For Immediate Release
Date: March 6, 2002
Contact: Jeffrey May/Stacy Seicshnaydre
Phone: 504 596-2100
Fax: 504 596-2004
Lawyers for Mr. Case moved to dismiss the case, asked for a new trial, and alternatively asked for a reduction in damages. The Honorable Ginger Berrigan, United States District Court Judge, denied all motions, citing great respect for the jury's decision and the serious nature of discrimination actions. She interpreted the jury's award to be aimed at sending a message to this landlord and others who would violate the fair housing laws. Both punishment and deterrence are appropriate functions of punitive damages awards.
The lawsuit, filed in the Spring of 2001, alleged that Mr. Case refused Ms. Lincoln and Mr. Weaver an apartment and lied about its availability because of Mr. Weaver's race. The lawsuit further alleged that Mr. Case told Ms. Lincoln on the telephone that the apartment on 5458 General Diaz Street was available, but said he held a deposit on it after Ms. Lincoln arrived to view the apartment with Mr. Weaver, who is African American. The lawsuit further alleged that when Ms. Lincoln asked a co-worker, who is white, to call on the property several days later, he was told it was still available. The couple then contacted the Greater New Orleans Fair Housing Action Center (FHAC) to file a complaint. FHAC, a private, non-profit fair housing organization, conducted an investigation, which substantiated the complaint.
FHAC arranged for a white tester to contact Mr. Case on December 8, 1999. The tester was told that a unit was available and was given an appointment to view the unit the following day. Later that evening, an African American tester was told that the apartment had been rented. The following morning, the white tester was shown the unit. That evening, another African American tester was told the apartment was rented. Twenty minutes later, another white tester was told the unit was still available.
FHAC eventually referred Ms. Lincoln and Mr. Weaver to Robert McKnight, Esq. who, along with Maureen Jennings, represented the plaintiffs during the trial.
"It feels good to think that a jury of my peers believed that my civil rights were important," said Don Weaver, one of the plaintiffs and a veteran of the Army and Coast Guard. "I think we can pull together more as a community when we know that our civil rights laws will be enforced."

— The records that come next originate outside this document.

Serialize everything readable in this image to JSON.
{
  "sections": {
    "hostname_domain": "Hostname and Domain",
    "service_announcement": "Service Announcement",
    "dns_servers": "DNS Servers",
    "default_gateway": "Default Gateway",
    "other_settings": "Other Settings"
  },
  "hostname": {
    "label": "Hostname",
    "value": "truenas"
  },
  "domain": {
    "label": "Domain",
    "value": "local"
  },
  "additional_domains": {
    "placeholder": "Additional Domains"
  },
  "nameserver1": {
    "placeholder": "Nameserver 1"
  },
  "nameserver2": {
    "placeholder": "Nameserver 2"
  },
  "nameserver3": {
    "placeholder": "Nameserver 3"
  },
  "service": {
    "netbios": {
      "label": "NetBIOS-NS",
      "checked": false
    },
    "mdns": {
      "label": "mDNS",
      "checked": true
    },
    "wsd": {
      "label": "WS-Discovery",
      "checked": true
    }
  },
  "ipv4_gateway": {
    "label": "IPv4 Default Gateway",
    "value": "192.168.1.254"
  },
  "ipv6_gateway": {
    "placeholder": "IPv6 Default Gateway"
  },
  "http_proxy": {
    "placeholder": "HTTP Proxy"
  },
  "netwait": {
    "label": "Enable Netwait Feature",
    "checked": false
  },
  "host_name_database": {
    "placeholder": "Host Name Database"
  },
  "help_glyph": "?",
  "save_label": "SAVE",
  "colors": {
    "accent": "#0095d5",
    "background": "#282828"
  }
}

"Although the enforcement process was not always easy, I believe that our commitment to proceed with this complaint was absolutely necessary in breaking down the barrier of housing discrimination. Hopefully, the positive result reached in this case will encourage other people to stand up for their rights," said Lisa Lincoln, one of the plaintiffs.
According to Jeffrey May, FHACs Executive Director, "We are appreciative of Don Weaver and Lisa Lincoln for coming forward and courageously confronting housing discrimination, when it would have been all too easy to walk away. The resolution of this case reminds us all that housing discrimination is wrong, it's hurtful, and it can be addressed."
FHAC also announced the resolution of two additional housing discrimination matters filed in federal court, which will be the subject of a separate announcement.
FHAC is funded in part by a U.S. Department of Housing and Urban Development Fair Housing Initiatives Program grant.
Anyone with any information concerning a discriminatory housing practice can call the Fair Housing Action Center at 596-2100.